### Exercise
Wherever "data" occurs in the entries, copy the line that holds it.

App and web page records
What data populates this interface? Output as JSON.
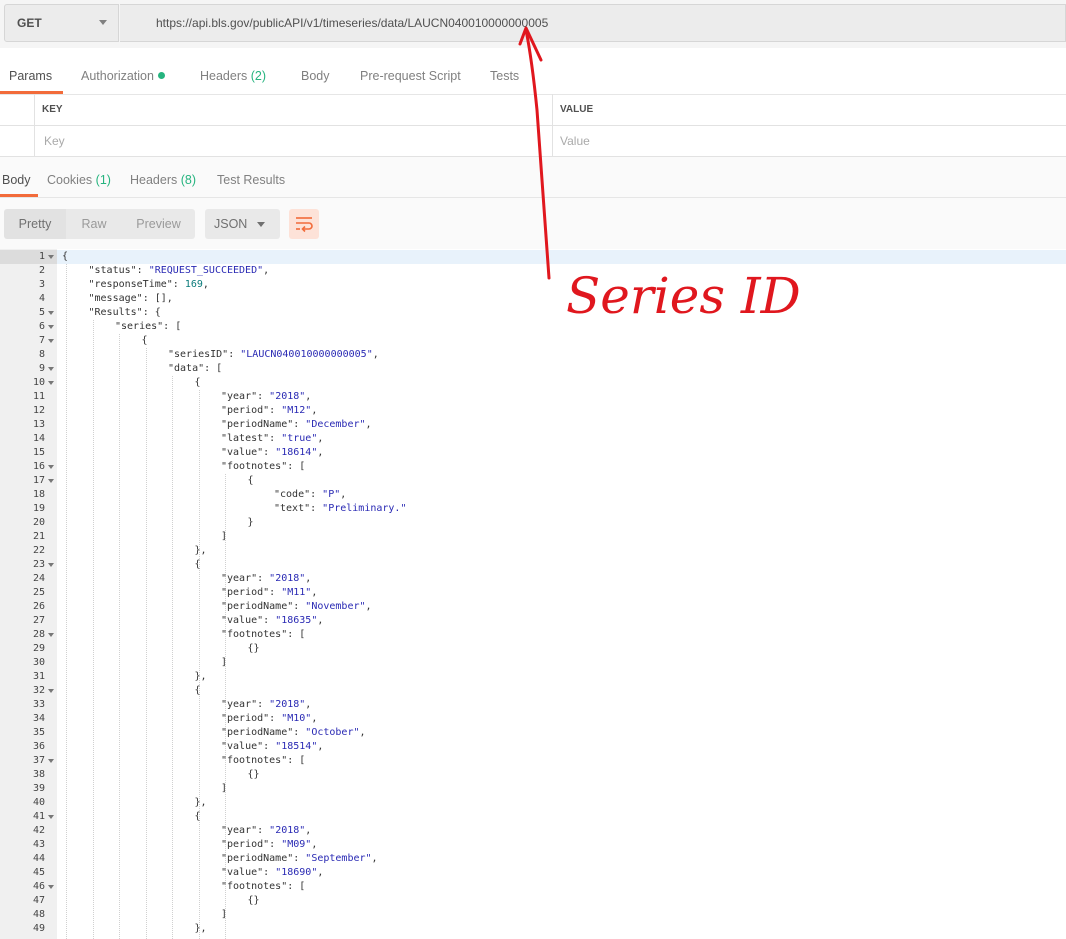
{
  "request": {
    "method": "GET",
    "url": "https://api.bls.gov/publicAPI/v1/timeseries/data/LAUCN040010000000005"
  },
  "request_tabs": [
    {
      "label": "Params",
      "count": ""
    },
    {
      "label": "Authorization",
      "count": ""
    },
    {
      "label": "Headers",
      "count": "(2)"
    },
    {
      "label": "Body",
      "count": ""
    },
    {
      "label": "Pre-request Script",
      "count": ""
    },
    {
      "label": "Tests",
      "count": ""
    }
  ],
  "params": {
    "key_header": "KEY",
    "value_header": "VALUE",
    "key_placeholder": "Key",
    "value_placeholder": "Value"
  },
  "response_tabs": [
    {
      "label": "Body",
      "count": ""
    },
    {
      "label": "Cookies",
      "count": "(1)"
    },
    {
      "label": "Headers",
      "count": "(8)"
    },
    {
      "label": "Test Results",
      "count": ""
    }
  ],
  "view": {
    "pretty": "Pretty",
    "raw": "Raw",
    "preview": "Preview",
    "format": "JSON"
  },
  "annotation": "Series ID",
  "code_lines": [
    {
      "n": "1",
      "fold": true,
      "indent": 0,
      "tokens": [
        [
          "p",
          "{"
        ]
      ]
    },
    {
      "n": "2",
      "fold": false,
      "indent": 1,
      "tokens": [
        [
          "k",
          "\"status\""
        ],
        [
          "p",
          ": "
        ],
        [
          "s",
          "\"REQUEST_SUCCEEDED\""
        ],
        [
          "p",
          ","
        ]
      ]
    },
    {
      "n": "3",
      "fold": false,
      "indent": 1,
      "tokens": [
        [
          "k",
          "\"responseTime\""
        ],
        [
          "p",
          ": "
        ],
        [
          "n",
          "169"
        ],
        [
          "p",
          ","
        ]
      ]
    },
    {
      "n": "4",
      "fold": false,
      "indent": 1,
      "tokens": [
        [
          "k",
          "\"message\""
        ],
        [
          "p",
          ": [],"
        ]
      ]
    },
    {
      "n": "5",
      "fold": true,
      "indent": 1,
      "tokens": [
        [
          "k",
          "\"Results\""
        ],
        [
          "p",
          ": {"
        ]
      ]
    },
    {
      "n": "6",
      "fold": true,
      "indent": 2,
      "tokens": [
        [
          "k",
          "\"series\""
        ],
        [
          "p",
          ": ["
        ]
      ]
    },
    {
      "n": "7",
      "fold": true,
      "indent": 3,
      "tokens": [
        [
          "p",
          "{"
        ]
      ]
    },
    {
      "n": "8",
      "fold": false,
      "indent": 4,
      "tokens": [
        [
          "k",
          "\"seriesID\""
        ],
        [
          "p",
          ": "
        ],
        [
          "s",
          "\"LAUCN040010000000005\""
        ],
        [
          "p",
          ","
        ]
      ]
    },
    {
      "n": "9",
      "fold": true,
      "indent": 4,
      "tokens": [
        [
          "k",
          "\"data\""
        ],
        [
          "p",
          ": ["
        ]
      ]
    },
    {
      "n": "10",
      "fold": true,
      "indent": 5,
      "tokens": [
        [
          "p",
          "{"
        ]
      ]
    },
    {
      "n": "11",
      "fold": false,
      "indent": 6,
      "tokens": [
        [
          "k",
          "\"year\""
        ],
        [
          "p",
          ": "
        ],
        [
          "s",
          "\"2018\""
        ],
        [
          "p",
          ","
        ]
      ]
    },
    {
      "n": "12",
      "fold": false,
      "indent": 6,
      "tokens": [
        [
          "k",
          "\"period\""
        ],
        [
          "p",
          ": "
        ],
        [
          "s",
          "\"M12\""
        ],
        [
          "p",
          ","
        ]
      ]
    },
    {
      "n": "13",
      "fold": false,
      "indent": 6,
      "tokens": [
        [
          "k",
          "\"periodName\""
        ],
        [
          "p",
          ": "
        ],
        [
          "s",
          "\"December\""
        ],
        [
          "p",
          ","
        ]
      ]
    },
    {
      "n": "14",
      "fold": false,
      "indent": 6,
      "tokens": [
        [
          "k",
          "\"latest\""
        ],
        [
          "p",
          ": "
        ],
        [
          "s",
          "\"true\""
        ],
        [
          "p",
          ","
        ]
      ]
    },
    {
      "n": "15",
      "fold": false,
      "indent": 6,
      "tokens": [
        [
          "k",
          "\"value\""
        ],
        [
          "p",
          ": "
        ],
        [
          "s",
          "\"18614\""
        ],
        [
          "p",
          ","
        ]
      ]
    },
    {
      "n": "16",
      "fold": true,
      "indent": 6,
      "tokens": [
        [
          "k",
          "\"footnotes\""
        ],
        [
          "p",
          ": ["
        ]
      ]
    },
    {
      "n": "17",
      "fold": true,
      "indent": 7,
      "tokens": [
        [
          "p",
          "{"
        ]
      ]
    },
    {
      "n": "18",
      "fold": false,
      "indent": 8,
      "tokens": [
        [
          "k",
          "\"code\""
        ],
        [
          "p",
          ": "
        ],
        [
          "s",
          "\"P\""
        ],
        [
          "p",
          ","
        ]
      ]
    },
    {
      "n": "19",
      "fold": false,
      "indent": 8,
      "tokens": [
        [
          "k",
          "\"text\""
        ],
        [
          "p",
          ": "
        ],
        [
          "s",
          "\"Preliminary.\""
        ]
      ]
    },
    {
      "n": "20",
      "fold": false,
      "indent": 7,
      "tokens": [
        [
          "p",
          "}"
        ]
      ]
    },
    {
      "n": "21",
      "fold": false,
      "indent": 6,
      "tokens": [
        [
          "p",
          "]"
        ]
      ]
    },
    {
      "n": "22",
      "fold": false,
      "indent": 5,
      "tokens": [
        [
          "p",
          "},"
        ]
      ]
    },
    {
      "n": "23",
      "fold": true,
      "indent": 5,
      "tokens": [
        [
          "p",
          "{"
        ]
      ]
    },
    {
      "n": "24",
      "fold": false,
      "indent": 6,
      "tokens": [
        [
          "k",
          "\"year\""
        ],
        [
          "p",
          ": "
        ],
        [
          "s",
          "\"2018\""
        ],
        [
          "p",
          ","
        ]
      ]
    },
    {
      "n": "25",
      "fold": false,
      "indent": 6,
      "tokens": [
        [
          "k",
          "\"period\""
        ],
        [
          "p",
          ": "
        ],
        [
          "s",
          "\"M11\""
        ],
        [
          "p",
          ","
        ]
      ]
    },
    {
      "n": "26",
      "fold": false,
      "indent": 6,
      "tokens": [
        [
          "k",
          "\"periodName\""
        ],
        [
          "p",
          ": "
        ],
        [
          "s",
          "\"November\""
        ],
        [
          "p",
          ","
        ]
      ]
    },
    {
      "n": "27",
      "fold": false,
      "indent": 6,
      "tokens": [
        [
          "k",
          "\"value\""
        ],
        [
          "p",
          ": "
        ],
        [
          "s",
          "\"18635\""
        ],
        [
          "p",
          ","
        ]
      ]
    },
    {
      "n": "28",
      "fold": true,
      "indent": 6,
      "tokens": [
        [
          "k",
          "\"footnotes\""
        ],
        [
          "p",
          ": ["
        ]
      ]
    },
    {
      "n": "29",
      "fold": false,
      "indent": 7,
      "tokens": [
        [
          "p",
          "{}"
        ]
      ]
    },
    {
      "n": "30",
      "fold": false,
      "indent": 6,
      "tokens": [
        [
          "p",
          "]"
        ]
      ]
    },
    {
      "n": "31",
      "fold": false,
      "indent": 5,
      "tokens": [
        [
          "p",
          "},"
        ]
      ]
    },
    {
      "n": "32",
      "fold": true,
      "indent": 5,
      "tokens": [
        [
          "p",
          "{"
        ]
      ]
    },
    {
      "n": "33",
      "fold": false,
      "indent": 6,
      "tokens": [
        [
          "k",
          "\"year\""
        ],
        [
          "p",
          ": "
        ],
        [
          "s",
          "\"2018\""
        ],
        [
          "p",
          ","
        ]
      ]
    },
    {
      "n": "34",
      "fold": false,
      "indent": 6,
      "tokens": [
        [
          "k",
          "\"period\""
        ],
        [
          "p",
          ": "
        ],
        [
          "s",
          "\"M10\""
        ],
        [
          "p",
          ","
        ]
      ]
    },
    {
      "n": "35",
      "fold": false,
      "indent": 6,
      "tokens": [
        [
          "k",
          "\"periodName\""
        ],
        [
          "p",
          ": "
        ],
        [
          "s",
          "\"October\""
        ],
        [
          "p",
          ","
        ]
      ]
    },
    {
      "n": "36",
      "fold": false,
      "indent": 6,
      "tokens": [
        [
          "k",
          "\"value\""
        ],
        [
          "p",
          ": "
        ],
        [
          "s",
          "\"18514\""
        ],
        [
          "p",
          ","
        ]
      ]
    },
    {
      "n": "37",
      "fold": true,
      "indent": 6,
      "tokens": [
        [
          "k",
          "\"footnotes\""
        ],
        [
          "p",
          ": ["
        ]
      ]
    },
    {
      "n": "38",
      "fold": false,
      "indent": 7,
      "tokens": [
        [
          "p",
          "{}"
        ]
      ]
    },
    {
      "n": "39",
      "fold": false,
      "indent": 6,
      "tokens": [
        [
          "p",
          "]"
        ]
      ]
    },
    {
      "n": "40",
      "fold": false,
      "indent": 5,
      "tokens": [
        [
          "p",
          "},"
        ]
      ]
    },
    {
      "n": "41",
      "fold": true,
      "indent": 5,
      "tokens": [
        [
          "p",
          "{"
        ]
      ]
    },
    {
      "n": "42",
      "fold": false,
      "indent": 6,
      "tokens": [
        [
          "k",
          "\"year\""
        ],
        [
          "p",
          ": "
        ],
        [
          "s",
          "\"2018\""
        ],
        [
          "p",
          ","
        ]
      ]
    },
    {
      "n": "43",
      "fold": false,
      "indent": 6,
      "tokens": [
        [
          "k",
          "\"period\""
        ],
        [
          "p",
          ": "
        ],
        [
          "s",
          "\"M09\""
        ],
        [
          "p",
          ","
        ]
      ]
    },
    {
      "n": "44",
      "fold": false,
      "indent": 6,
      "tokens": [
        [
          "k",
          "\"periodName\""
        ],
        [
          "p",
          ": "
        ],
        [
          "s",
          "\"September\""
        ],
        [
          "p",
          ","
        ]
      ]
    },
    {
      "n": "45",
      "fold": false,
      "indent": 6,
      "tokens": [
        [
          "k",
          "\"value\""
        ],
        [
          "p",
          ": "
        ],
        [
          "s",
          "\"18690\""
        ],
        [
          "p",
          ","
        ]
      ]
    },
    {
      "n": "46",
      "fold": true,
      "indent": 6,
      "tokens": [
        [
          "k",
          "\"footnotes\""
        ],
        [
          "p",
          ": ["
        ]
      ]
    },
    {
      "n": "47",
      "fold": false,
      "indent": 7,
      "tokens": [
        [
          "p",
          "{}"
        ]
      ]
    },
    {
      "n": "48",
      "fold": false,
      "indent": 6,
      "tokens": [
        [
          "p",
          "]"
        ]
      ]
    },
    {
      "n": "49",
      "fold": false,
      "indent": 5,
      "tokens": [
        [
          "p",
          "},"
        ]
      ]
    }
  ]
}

### Output of the task
What data populates this interface? Output as JSON.
    "url": "https://api.bls.gov/publicAPI/v1/timeseries/data/LAUCN040010000000005"
          "\"data\""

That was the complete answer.